Produktbeschreibung
This book challenges received notions of ontology in political theory and international relations by offering a psychoanalytically informed critique of depoliticisation in prominent liberal, post-liberal, dialogic and agonistic approaches to pluralism in world politics. Paipais locates the temptation of depoliticisation in their labouring under the fundamental fantasy of various guises of foundationalism (in the form of either political anthropology or ontology as 'in the last instance' ground) or, conversely, anti-foundationalism (the denial of all grounds, yet still operating within a foundationalist imaginary). He argues, instead, for a formal political ontology of the void (against historicism) shot through an 'incarnate' messianic nihilism (against ethicism and teleological forms of politics). In so doing, the author offers critical readings of the messianic nihilism of Benjamin, Agamben, Taubes and Zizek by problematising the antinomian tendencies in their respective political theologies. The book argues for a version of Zizek's Badiouian politics of militancy supplemented by a proper participatory understanding of St Paul's messianic meontology and incarnational Christology as a means to reconceptualise the nexus between subjectivity, universality and political action in world politics. It will be of interest to students and scholars of International Relations theory, political theory, critical social theory and political theology.
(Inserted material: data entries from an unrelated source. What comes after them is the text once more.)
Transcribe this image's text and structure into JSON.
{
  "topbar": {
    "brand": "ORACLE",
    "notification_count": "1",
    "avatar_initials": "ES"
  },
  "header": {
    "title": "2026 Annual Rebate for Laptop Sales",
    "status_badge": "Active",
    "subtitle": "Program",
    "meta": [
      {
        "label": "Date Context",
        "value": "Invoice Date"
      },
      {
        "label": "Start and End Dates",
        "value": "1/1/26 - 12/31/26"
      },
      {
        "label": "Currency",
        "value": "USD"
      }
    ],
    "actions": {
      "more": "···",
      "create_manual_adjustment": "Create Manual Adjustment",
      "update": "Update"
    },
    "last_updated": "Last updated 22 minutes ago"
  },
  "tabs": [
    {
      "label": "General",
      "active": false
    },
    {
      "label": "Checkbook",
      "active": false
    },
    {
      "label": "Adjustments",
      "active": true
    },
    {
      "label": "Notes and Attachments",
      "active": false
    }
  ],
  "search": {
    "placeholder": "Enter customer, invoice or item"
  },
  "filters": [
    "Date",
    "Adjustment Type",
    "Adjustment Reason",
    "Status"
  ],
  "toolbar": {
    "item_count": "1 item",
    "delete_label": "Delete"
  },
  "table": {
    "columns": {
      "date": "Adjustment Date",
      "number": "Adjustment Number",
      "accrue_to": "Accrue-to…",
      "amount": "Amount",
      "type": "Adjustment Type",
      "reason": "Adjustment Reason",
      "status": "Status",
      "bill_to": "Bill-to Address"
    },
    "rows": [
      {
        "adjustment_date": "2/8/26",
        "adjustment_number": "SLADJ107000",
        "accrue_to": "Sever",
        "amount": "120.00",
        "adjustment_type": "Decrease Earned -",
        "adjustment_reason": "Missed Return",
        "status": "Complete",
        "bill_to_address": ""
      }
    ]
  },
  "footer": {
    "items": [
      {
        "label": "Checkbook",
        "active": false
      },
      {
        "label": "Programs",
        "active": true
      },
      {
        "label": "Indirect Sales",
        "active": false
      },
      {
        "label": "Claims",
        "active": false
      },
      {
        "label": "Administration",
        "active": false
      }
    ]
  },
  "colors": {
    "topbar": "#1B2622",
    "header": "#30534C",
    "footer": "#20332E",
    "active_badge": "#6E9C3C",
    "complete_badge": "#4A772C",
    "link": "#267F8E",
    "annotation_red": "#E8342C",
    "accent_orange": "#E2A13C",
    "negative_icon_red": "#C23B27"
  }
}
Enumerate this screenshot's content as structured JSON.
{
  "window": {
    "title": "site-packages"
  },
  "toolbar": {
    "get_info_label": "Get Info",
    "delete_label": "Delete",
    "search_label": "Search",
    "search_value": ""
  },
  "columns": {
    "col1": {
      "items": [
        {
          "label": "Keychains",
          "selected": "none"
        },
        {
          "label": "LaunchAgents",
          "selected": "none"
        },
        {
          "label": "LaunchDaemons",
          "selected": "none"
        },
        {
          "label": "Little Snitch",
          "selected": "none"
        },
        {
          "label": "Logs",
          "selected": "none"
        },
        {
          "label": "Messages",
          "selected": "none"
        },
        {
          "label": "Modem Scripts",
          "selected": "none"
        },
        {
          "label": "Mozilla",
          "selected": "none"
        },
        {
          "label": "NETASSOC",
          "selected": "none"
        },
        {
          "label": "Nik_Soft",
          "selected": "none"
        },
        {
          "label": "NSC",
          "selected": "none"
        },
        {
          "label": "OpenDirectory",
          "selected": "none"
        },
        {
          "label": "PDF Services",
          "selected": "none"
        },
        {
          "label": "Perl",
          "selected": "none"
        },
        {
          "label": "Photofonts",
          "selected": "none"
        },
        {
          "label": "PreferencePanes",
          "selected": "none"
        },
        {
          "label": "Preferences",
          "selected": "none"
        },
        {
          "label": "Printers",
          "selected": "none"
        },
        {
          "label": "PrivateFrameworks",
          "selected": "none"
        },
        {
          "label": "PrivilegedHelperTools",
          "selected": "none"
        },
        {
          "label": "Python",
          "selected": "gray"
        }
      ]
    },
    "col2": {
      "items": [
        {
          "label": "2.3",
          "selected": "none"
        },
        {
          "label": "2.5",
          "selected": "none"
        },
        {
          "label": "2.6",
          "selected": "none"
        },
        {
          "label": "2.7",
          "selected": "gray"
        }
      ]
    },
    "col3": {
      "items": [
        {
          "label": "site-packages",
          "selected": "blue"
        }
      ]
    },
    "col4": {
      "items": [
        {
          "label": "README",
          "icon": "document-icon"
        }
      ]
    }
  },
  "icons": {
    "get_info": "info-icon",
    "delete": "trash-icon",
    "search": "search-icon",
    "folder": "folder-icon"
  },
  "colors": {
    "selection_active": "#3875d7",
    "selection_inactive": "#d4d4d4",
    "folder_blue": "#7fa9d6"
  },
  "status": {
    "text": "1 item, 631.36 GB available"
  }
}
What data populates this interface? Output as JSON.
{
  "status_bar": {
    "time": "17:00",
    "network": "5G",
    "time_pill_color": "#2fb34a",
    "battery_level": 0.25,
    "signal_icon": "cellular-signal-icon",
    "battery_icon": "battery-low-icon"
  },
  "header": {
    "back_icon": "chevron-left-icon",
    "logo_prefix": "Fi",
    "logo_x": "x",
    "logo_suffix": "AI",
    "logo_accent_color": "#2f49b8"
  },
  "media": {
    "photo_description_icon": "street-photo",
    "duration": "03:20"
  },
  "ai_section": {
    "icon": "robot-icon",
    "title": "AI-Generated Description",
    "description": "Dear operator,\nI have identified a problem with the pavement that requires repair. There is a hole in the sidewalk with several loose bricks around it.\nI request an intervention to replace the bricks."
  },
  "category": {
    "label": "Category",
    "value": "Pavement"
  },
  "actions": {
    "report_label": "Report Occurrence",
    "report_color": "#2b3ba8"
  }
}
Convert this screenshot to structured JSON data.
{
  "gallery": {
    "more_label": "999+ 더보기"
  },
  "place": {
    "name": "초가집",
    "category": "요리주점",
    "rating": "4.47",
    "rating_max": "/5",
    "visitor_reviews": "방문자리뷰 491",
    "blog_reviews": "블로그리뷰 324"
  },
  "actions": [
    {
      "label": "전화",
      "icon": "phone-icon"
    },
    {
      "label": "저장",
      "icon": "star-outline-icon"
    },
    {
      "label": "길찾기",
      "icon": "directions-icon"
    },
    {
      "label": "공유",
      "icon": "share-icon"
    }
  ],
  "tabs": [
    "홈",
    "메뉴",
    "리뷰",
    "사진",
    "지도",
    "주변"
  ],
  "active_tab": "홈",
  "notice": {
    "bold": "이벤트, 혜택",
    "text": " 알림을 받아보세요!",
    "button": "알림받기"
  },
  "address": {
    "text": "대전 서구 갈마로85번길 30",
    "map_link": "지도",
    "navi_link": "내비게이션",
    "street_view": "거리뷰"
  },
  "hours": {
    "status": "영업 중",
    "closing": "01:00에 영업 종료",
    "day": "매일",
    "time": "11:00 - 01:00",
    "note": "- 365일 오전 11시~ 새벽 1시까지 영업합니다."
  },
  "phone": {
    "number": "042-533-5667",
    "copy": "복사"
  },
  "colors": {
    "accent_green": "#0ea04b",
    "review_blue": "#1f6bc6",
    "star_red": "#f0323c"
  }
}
Autorenporträt
Vassilios Paipais is Lecturer in International Relations at the University of St Andrews, UK. He was previously Teaching Fellow at the University of Edinburgh and at the London School of Economics and Political Science (LSE). He earned a PhD in International Relations from LSE and has published in various leading International Relations journals.